It’s also part of the reason why so many managers are incompetent. “I’m a manager, I should know this,” is what many of them think and they hide their lack of knowledge instead of improving. Their fixed mindset prevents them from getting better because they’re afraid they’ll be judged.
Instead, promote an environment of growth where failure is something to be appreciated, not feared. Of course, there’s nuance to this – I’m not saying, “Go wild on billion-dollar mistakes”. But I am saying, most failures can be used productively without people feeling like crap.
Then people will realize it’s OK to make mistakes, as long as these mistakes aren’t too costly and they can learn from the experience. Employees and managers alike will be OK with asking questions and trying to get better even when they’re not “quite there, yet”. In turn, everyone will feel empowered and look for ways to improve. This will eliminate the “risk management” factor of the Peter Principle.
All this can be supplemented with coaching practices. The whole point is to create an atmosphere of growth in the organization where everyone knows they can rise if they have what it takes. No one will feel like just another cog in the machine.
The Peter Principle is a joke without a punchline. It started off as satire, but it quickly permeated the membrane of the culture because it strikes so close to home.
While it explains the bulk of workplace problems, it’s not a final sentence. The Peter Principle is not inevitable and I do hope more organizations begin to recognize the utility of overcoming it.
Until then, have a cold one with your friends and crack some jokes at their boss’ expense.
Till next time.

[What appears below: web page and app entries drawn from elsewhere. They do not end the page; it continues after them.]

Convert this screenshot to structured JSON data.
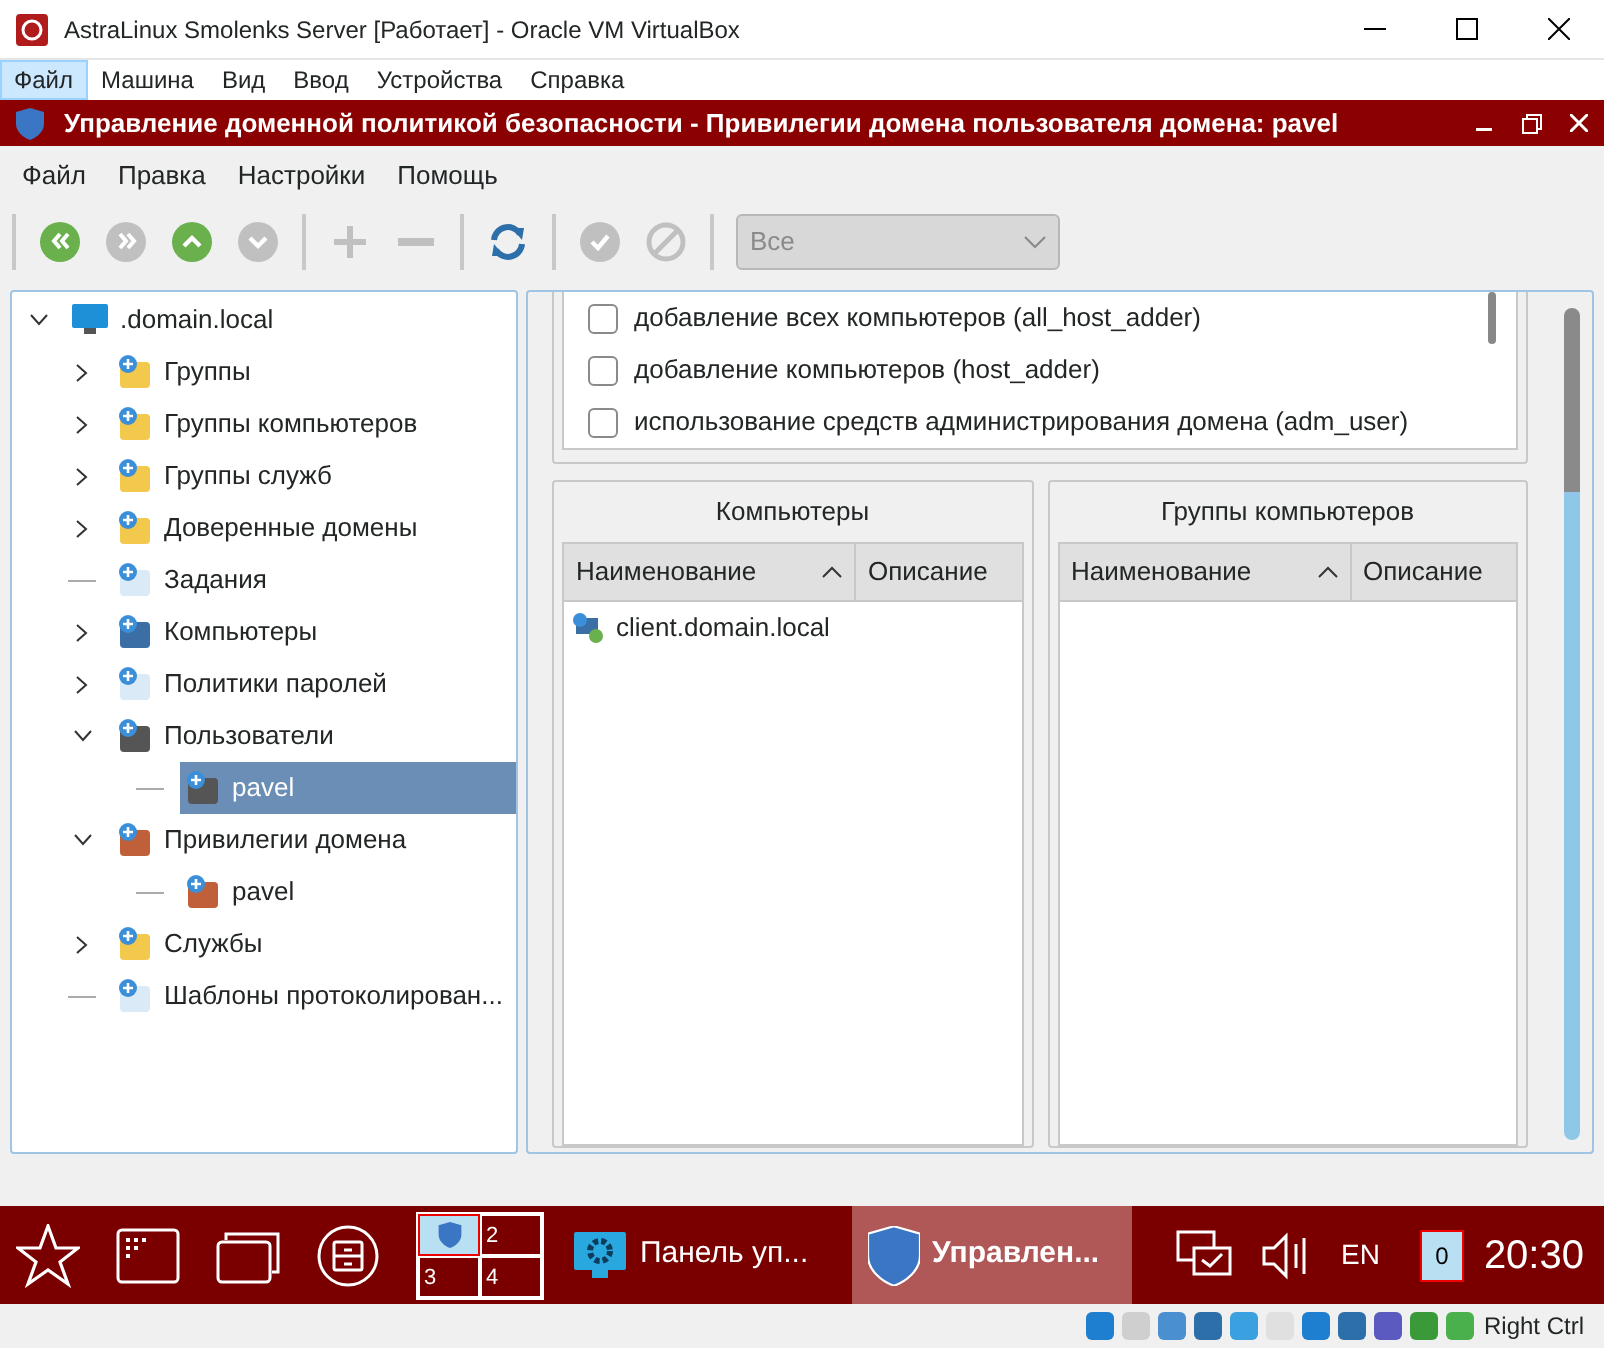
{
  "host_window": {
    "title": "AstraLinux Smolenks Server [Работает] - Oracle VM VirtualBox",
    "menu": [
      {
        "label": "Файл",
        "selected": true
      },
      {
        "label": "Машина",
        "selected": false
      },
      {
        "label": "Вид",
        "selected": false
      },
      {
        "label": "Ввод",
        "selected": false
      },
      {
        "label": "Устройства",
        "selected": false
      },
      {
        "label": "Справка",
        "selected": false
      }
    ]
  },
  "app_window": {
    "title": "Управление доменной политикой безопасности - Привилегии домена пользователя домена: pavel",
    "menu": [
      "Файл",
      "Правка",
      "Настройки",
      "Помощь"
    ],
    "toolbar": [
      {
        "kind": "first",
        "enabled": true
      },
      {
        "kind": "last",
        "enabled": false
      },
      {
        "kind": "up",
        "enabled": true
      },
      {
        "kind": "down",
        "enabled": false
      },
      {
        "kind": "sep"
      },
      {
        "kind": "add",
        "enabled": false
      },
      {
        "kind": "remove",
        "enabled": false
      },
      {
        "kind": "sep"
      },
      {
        "kind": "refresh",
        "enabled": true
      },
      {
        "kind": "sep"
      },
      {
        "kind": "apply",
        "enabled": false
      },
      {
        "kind": "cancel",
        "enabled": false
      },
      {
        "kind": "sep"
      }
    ],
    "filter": {
      "value": "Все",
      "disabled": true
    }
  },
  "tree": [
    {
      "label": ".domain.local",
      "kind": "domain",
      "expanded": true,
      "selected": false,
      "children": [
        {
          "label": "Группы",
          "kind": "groups",
          "expanded": false,
          "selected": false
        },
        {
          "label": "Группы компьютеров",
          "kind": "computer-groups",
          "expanded": false,
          "selected": false
        },
        {
          "label": "Группы служб",
          "kind": "service-groups",
          "expanded": false,
          "selected": false
        },
        {
          "label": "Доверенные домены",
          "kind": "trusted",
          "expanded": false,
          "selected": false
        },
        {
          "label": "Задания",
          "kind": "tasks",
          "selected": false
        },
        {
          "label": "Компьютеры",
          "kind": "computers",
          "expanded": false,
          "selected": false
        },
        {
          "label": "Политики паролей",
          "kind": "password",
          "expanded": false,
          "selected": false
        },
        {
          "label": "Пользователи",
          "kind": "users",
          "expanded": true,
          "selected": false,
          "children": [
            {
              "label": "pavel",
              "kind": "user",
              "selected": true
            }
          ]
        },
        {
          "label": "Привилегии домена",
          "kind": "privileges",
          "expanded": true,
          "selected": false,
          "children": [
            {
              "label": "pavel",
              "kind": "privilege",
              "selected": false
            }
          ]
        },
        {
          "label": "Службы",
          "kind": "services",
          "expanded": false,
          "selected": false
        },
        {
          "label": "Шаблоны протоколирован...",
          "kind": "templates",
          "selected": false
        }
      ]
    }
  ],
  "privileges": [
    {
      "label": "добавление всех компьютеров (all_host_adder)",
      "checked": false
    },
    {
      "label": "добавление компьютеров (host_adder)",
      "checked": false
    },
    {
      "label": "использование средств администрирования домена (adm_user)",
      "checked": false
    }
  ],
  "panels": [
    {
      "title": "Компьютеры",
      "columns": [
        "Наименование",
        "Описание"
      ],
      "rows": [
        {
          "name": "client.domain.local"
        }
      ]
    },
    {
      "title": "Группы компьютеров",
      "columns": [
        "Наименование",
        "Описание"
      ]
    }
  ],
  "taskbar": {
    "pager": [
      "2",
      "3",
      "4"
    ],
    "tasks": [
      {
        "label": "Панель уп...",
        "kind": "control-panel",
        "selected": false
      },
      {
        "label": "Управлен...",
        "kind": "ald",
        "selected": true
      }
    ],
    "language": "EN",
    "notifications": "0",
    "clock": "20:30"
  },
  "vbox_status": {
    "host_key": "Right Ctrl"
  }
}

P.S. I’ve worked with some amazing managers over the years, but there is nothing they can do when upper management has been usurped by incompetent people with Machiavellian tendencies. Far too often, the inmates are running the asylum.